No, the estate is responsible for all bills and if you pay certain bills you should ask for them back from the estate before the estate is closed. If there is not enough money in the estate to pay all bills and the mortgage then the lender will want to foreclose and get back what it can on the house mortgage. Executors and beneficiaries are never responsible for paying the bills of the deceased or the estate out of their own pocket -- and if there is not enough money in the estate to cover it then some of the creditors do not get paid and the estate is closed by the court. If you do not believe that there will be enough money in the estate to pay back anything that you have already put out, I suggest that you stop paying the bills and let the estate go to foreclosure if that is what must happen.
I just gave you a factual response. An executor or beneficiary of a will is never responsible to pay the bills of a deceased person or of their estate, period. I do not know what they are telling you in Florida, but you can legally walk away from all of this if you want to do so and let them handle it in Florida (you do not have to accept an inheritance). And even if a house is willed to you, if there is a mortgage on the house then the mortgage lender comes first and you own nothing unless the mortgage lender agrees to let you take over the mortgage. Otherwise, if there is no money in the estate to pay the mortgage, the lender can step forward and foreclose, period. You have no legal obligation to deal with any of this and can simply tell them to handle it themselves if you choose to do so,
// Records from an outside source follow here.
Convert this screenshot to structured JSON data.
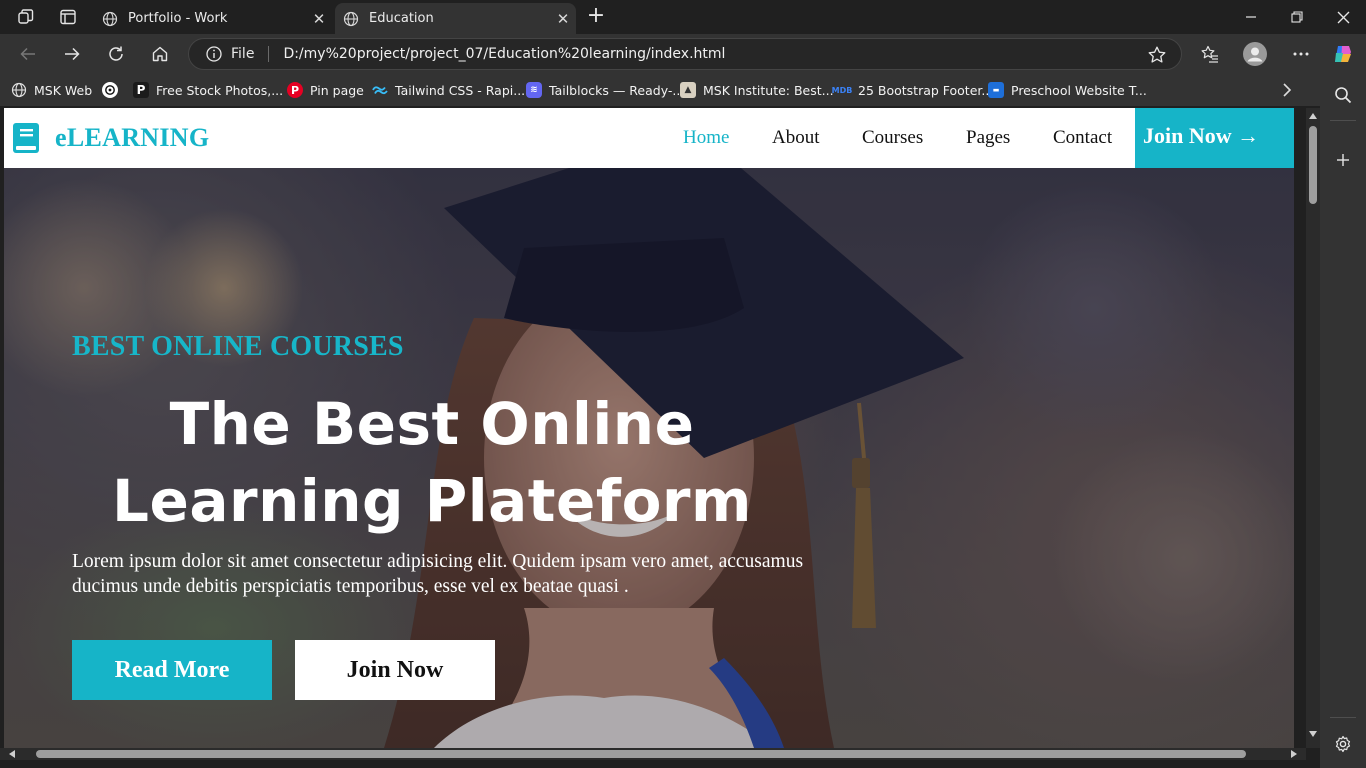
{
  "browser": {
    "tabs": [
      {
        "title": "Portfolio - Work",
        "icon": "globe-icon",
        "active": false
      },
      {
        "title": "Education",
        "icon": "globe-icon",
        "active": true
      }
    ],
    "address": {
      "scheme_label": "File",
      "url": "D:/my%20project/project_07/Education%20learning/index.html"
    },
    "bookmarks": [
      {
        "label": "MSK Web",
        "icon": "globe-icon"
      },
      {
        "label": "",
        "icon": "chatgpt-icon"
      },
      {
        "label": "Free Stock Photos,...",
        "icon": "pexels-icon"
      },
      {
        "label": "Pin page",
        "icon": "pinterest-icon"
      },
      {
        "label": "Tailwind CSS - Rapi...",
        "icon": "tailwind-icon"
      },
      {
        "label": "Tailblocks — Ready-...",
        "icon": "tailblocks-icon"
      },
      {
        "label": "MSK Institute: Best...",
        "icon": "msk-institute-icon"
      },
      {
        "label": "25 Bootstrap Footer...",
        "icon": "mdb-icon"
      },
      {
        "label": "Preschool Website T...",
        "icon": "preschool-icon"
      }
    ]
  },
  "site": {
    "brand": "eLEARNING",
    "nav": {
      "home": "Home",
      "about": "About",
      "courses": "Courses",
      "pages": "Pages",
      "contact": "Contact",
      "join": "Join Now →"
    },
    "hero": {
      "subtitle": "BEST ONLINE COURSES",
      "title_line1": "The Best Online",
      "title_line2": "Learning Plateform",
      "text": "Lorem ipsum dolor sit amet consectetur adipisicing elit. Quidem ipsam vero amet, accusamus ducimus unde debitis perspiciatis temporibus, esse vel ex beatae quasi .",
      "read_more": "Read More",
      "join_now": "Join Now"
    }
  },
  "colors": {
    "accent": "#16b4c8",
    "browser_bg": "#202020",
    "toolbar_bg": "#333333"
  }
}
I truly am sorry to hear this, but we can only answer questions in this forum. If you can possibly afford it, my suggestion is to see if you can get another different lawyer in FL to look into all of these matters for you so that you can determine what it is you have been paying for. As I said before, though, you are under absolutely no obligation to pay for anything in an estate and if you want to do so you can just walk away.
I wish I could tell you more than this, but I do believe I answered your questions on these matters.